■ **WORK TASK**:
Given the records below, pull every line with the word "portable" into the answer.

··· PROVIDED ENTRIES ···

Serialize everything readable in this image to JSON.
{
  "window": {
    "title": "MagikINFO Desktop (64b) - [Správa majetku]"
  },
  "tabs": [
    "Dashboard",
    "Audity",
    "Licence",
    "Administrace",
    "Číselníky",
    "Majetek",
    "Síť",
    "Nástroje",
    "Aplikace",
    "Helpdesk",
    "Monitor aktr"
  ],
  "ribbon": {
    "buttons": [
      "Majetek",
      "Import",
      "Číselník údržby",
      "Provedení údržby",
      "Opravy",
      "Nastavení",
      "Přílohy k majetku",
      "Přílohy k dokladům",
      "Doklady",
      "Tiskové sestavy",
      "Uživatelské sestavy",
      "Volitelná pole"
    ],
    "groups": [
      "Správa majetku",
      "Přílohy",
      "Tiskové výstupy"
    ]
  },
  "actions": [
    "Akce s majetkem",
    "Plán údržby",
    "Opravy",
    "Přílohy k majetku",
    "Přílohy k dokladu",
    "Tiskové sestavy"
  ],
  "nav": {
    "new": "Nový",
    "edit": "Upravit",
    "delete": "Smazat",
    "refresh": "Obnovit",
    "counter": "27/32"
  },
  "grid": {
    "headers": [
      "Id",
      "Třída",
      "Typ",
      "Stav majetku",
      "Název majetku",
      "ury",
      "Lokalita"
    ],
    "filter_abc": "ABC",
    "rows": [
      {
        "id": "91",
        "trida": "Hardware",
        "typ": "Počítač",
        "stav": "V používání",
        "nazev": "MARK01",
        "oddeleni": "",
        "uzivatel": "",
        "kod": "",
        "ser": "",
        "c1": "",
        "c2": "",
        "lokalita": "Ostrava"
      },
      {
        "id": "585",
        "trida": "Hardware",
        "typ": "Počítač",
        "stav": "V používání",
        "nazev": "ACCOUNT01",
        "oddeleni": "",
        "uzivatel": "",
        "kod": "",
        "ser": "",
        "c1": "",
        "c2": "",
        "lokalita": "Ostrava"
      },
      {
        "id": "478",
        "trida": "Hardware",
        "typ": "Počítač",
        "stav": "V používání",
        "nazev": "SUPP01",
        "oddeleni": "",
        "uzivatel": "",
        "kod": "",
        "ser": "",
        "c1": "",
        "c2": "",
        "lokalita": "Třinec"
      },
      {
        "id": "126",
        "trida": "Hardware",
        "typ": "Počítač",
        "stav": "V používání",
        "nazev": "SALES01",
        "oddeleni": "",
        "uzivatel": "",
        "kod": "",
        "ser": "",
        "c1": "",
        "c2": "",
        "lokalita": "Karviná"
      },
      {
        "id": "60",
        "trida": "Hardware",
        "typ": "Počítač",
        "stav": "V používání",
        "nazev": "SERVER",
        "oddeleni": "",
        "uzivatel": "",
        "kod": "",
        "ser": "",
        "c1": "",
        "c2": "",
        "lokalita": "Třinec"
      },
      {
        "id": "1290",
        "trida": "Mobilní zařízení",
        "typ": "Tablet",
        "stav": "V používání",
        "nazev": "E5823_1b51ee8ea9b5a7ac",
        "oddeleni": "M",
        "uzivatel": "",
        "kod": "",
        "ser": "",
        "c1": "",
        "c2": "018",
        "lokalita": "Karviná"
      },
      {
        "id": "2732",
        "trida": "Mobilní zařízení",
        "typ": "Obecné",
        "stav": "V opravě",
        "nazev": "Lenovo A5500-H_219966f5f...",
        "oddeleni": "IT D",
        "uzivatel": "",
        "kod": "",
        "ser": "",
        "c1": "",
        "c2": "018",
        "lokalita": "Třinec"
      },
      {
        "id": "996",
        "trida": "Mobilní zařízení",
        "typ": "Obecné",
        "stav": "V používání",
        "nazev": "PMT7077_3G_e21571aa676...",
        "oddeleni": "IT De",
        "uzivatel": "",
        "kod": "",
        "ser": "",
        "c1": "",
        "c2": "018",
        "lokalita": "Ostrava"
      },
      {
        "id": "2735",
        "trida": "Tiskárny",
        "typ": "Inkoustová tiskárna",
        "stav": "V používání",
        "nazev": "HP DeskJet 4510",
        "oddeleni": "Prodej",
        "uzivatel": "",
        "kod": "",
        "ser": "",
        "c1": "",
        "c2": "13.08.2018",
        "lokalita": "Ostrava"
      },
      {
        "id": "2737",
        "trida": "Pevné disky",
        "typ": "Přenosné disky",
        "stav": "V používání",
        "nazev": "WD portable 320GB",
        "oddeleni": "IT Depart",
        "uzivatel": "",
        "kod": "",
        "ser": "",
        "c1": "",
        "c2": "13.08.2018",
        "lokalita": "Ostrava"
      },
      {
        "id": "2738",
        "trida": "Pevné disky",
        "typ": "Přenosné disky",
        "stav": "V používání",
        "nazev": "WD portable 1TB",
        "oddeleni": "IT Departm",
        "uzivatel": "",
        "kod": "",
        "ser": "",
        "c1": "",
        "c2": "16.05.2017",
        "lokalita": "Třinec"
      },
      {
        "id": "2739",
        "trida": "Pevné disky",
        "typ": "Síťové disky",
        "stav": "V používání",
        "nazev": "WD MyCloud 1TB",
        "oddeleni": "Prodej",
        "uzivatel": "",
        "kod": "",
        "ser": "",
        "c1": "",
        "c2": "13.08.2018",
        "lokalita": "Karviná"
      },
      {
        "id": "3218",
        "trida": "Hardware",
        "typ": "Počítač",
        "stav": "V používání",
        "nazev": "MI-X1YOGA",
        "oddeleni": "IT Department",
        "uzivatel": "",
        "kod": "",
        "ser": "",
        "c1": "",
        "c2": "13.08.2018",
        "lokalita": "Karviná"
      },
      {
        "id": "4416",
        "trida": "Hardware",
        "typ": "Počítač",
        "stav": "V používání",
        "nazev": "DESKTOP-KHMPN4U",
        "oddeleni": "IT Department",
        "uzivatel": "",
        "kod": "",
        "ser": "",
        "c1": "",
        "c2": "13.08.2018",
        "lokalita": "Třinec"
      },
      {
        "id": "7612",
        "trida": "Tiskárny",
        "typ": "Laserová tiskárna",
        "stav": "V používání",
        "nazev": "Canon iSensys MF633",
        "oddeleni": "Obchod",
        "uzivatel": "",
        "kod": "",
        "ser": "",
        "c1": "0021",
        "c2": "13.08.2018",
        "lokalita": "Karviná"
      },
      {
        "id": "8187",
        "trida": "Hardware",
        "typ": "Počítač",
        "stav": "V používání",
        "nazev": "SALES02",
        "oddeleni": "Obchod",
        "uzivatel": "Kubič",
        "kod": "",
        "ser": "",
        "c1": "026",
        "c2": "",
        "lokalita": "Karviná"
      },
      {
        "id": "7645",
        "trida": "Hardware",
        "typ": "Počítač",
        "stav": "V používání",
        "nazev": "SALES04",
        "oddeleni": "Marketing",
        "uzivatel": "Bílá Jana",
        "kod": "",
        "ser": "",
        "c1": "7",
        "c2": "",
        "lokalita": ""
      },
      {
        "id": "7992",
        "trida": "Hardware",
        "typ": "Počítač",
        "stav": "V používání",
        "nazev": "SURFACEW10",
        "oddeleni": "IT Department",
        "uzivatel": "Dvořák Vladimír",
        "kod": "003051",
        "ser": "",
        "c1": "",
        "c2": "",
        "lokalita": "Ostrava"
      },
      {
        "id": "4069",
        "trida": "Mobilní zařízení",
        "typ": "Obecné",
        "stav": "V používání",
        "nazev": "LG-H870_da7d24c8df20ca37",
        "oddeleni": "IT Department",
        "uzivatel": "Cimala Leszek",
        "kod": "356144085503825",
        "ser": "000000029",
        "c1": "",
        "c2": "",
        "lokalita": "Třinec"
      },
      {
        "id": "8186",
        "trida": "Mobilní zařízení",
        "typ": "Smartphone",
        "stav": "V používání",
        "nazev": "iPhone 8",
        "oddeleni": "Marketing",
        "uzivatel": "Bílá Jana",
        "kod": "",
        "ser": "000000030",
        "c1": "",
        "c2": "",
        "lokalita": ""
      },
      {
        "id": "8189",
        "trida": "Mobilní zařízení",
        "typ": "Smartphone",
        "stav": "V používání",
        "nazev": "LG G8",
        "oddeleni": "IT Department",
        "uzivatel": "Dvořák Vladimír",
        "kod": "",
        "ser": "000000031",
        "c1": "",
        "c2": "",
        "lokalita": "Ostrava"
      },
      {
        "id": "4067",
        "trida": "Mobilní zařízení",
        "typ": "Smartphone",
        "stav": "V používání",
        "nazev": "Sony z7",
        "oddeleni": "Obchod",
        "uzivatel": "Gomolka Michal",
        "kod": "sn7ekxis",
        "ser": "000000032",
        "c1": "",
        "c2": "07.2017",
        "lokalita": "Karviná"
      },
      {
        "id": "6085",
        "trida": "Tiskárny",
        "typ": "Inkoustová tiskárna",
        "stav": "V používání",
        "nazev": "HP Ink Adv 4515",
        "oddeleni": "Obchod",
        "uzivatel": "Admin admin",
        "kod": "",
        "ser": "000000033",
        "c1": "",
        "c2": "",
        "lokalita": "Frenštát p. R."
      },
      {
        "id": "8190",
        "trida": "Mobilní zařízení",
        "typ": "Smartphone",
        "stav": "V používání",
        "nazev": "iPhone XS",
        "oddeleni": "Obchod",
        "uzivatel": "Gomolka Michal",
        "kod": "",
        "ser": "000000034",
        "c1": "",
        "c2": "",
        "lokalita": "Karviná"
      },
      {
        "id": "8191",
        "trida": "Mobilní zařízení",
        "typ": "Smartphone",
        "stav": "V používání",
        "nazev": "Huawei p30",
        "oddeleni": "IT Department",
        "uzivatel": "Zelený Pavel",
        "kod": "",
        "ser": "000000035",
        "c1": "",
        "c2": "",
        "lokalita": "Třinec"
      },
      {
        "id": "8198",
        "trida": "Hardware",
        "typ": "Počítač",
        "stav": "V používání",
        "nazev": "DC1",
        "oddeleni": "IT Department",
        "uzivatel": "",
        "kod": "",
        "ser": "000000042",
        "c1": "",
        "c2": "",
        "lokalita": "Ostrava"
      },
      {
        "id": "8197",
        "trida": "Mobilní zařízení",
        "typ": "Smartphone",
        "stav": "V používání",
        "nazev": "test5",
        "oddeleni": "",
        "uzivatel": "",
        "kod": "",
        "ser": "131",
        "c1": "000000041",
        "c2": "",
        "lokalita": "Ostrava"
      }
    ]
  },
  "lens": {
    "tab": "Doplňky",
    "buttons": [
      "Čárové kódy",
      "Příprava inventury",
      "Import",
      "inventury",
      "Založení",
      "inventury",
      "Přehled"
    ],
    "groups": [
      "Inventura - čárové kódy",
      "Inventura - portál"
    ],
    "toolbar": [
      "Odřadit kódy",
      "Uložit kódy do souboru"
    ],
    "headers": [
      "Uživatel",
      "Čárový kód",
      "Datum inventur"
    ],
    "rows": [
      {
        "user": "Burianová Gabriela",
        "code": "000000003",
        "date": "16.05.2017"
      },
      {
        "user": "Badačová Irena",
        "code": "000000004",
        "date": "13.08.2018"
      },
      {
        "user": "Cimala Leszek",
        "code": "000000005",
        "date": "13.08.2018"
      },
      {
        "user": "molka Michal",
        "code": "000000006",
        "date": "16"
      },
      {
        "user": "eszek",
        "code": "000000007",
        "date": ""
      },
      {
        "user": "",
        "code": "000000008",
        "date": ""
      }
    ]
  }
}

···

■ **ANSWER FOR THE TASK**:
        "nazev": "WD portable 320GB",
        "nazev": "WD portable 1TB",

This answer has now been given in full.